When trying to understand your rights to a child, it is important to make the distinction between being a parent and having parental responsibility. The two are not the same thing. For example, biologically you can be a child’s parent, however at the same time, for whatever reason, you might not necessarily have parental responsibility. Parental responsibility has no effect on succession, citizenship, or domicile; however, it does mean that a person can have a certain degree of control over a child’s life. Again, being a child’s biological parent can give you all the rights towards that child, or none at all. This would be due to not having parental responsibility for various reasons. When deciding whether you wish to apply for parental responsibility over a child, it is important to be aware of what that entails and the responsibilities you will hold towards that child.
The woman that gives birth to a child automatically receives parental responsibility for that child from the moment it is born. However, the same is not applied to the child’s father. In order for the father to obtain parental responsibility, one of the following must apply. Firstly, if the child’s parents are married or in a civil partnership at the time of their birth, the father will automatically receive parental responsibility. If not married, then only the mother will receive automatic parental responsibility. In order for the father or any other person to acquire the same status he must either:
A stepparent can gain parental responsibility of a child through a child arrangement order if they are named in the order as the person that the child is to:
In addition, that step-parent must receive formal consent from all other persons with parental responsibility for that particular child. Once they have obtained the order and consent, a step-parent is then obliged to uphold all of the same standards and responsibilities as a biological parent when it comes to looking after the child. If the parents do not agree to the step-parent obtaining parental responsibility, it is much more difficult for a step-parent to gain any rights over that child.

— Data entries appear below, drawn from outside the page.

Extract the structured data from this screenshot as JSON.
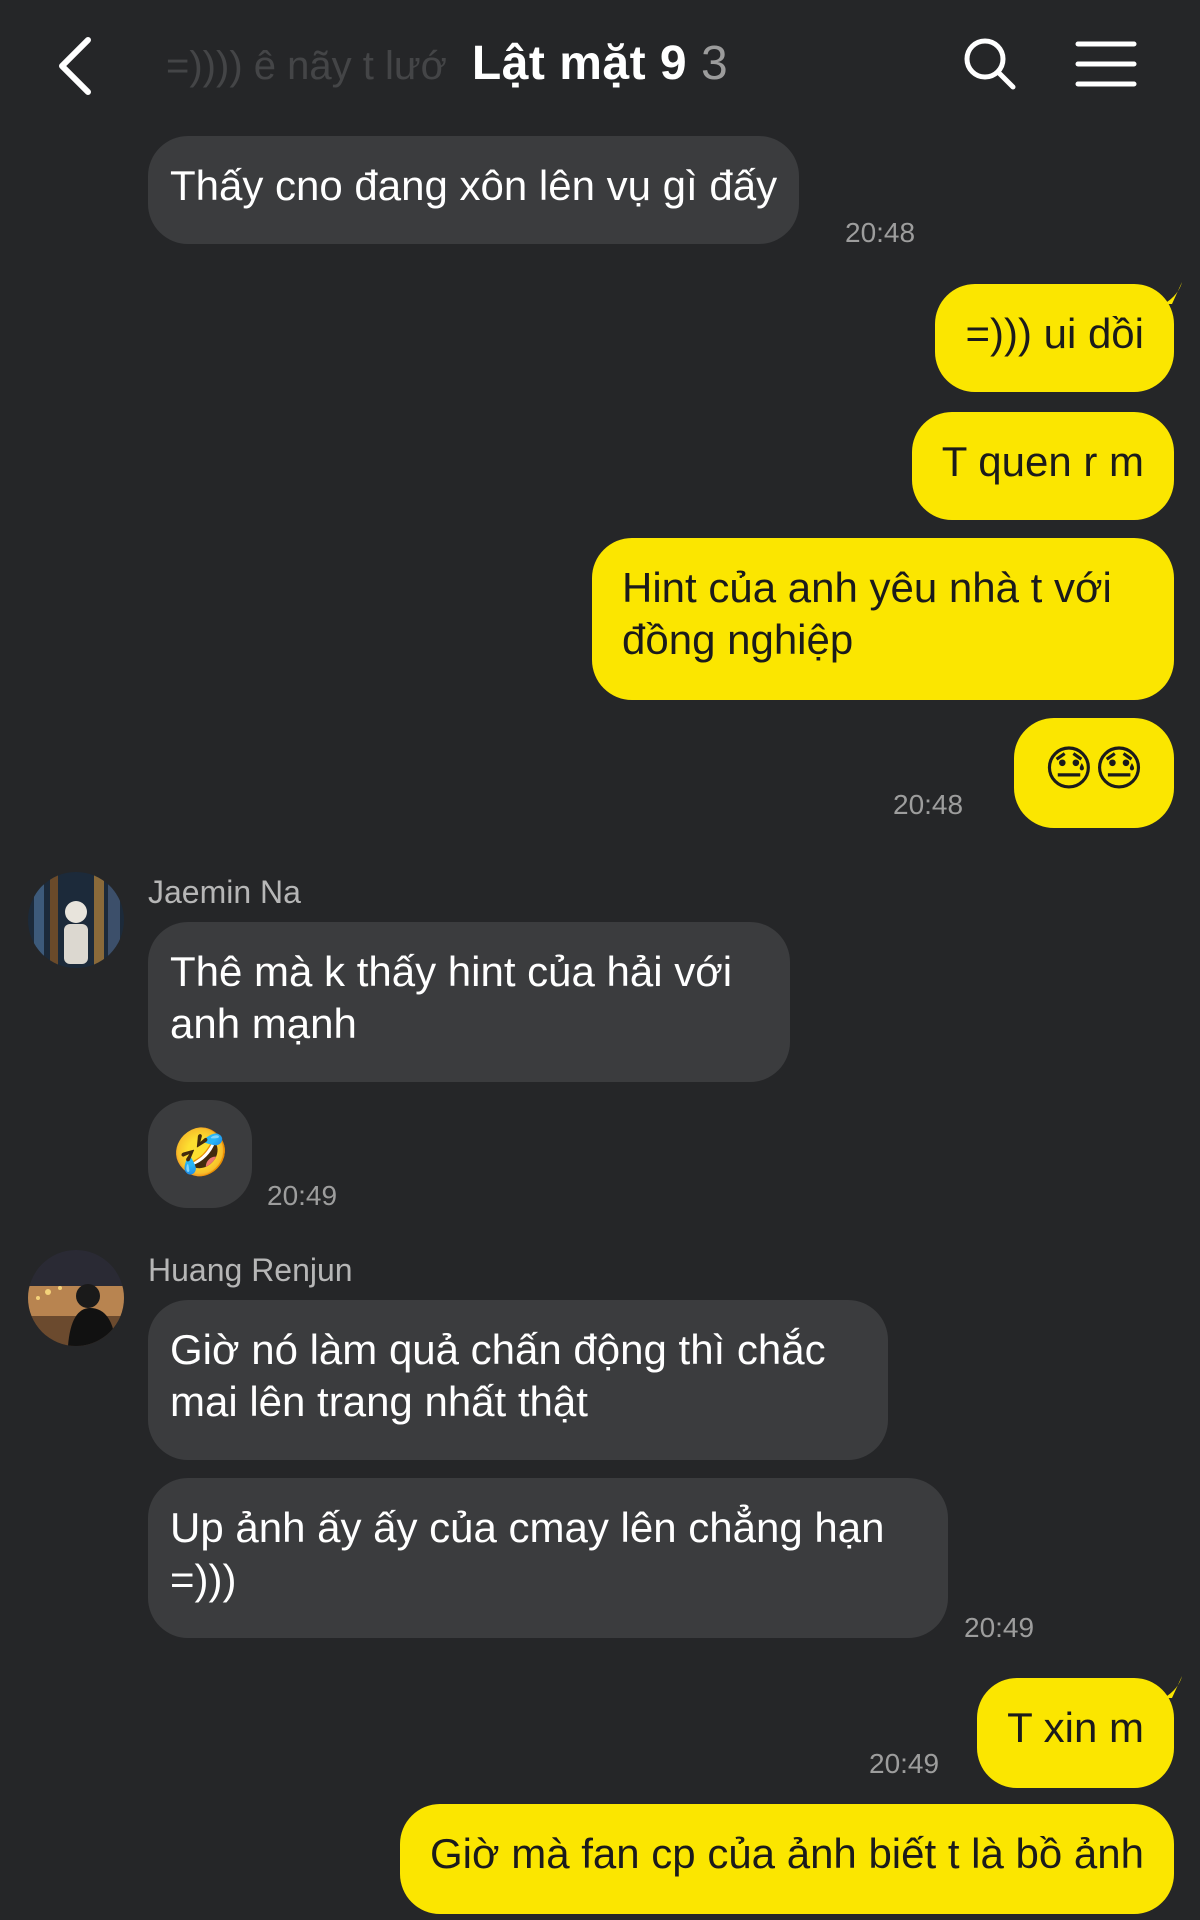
{
  "header": {
    "title": "Lật mặt 9",
    "member_count": "3",
    "faded_preview": "=)))) ê nãy t lướ"
  },
  "messages": [
    {
      "sender": "",
      "direction": "in",
      "text": "Thấy cno đang xôn lên vụ gì đấy",
      "time": "20:48"
    },
    {
      "direction": "out",
      "text": "=))) ui dồi"
    },
    {
      "direction": "out",
      "text": "T quen r m"
    },
    {
      "direction": "out",
      "text": "Hint của anh yêu nhà t với đồng nghiệp"
    },
    {
      "direction": "out",
      "text": "😓😓",
      "time": "20:48"
    },
    {
      "sender": "Jaemin Na",
      "direction": "in",
      "text": "Thê mà k thấy hint của hải với anh mạnh"
    },
    {
      "direction": "in",
      "text": "🤣",
      "time": "20:49"
    },
    {
      "sender": "Huang Renjun",
      "direction": "in",
      "text": "Giờ nó làm quả chấn động thì chắc mai lên trang nhất thật"
    },
    {
      "direction": "in",
      "text": "Up ảnh ấy ấy của cmay lên chẳng hạn =)))",
      "time": "20:49"
    },
    {
      "direction": "out",
      "text": "T xin m",
      "time": "20:49"
    },
    {
      "direction": "out",
      "text": "Giờ mà fan cp của ảnh biết t là bồ ảnh"
    }
  ],
  "colors": {
    "background": "#252628",
    "incoming_bubble": "#3b3c3e",
    "outgoing_bubble": "#fbe600"
  },
  "icons": {
    "back": "chevron-left-icon",
    "search": "search-icon",
    "menu": "hamburger-menu-icon"
  }
}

Another option for the stepparent is adopting the child. For adoption, it is necessary to inform the local council three months before applying for an adoption order. The child also has to have lived with the parent and stepparent for at least six months. The process if very similar to adoptions through an agency. There is an assessment that is used by the courts to determine whether the stepparent can adopt the child. There will need to be a report by a social worker on the stepparent, parent and other biological parent. If granted, the stepparent will gain parental responsibility over the child with their partner, the biological parent. The other biological parent will lose all parental responsibility (as well as anyone else that has it).
Like any other biological child, if the relationship between a stepparent and the child of their ex-spouse is one which wants to be continued post-divorce settlement, there are a few options for the adult in question. The court will often issue a child arrangement order for the stepparent if they believe that the continuation of that child’s relationship with the adult is beneficial to them. However, an important thing to note is that once a stepparent has divorced from the child’s biological parent with parental responsibility, they themselves are no longer able to acquire parental responsibility.
As a stepparent, you do not automatically hold responsibility for your spouses’ children, this must be something you both apply for and desire. The court must make an order for the stepparent for them to have the same rights as a biological parent with parental responsibility has. Where it could be important to obtain parental responsibility is in situations where you are financially responsible for a child or where you could be put in the position where you would; need to make medical decisions for that child. Finally, it is important to note that when deciding whether to take on parental responsibility of a child, you become entirely responsible for the wellbeing of that child and will be held to the same standard as any biological parent.
In conclusion, it is therefore not impossible for stepparents to have rights over their stepchildren, however it will most likely include a formal legal order. Likewise, there are similar orders and procedures that can be taken by other members of family. These include grandparents, aunts, and uncles and even siblings.
The information on this website is intended as a guide and does not constitute legal advice. Vardags do not accept liability for any errors in the information on this website, nor any losses stemming from reliance upon the statements made herein. All articles and pages aim to reflect the legal position at time they were published, and may have been rendered obsolete by subsequent developments in the law. Should you require specialist advice, tailored to your situation, please see how Vardags can help you.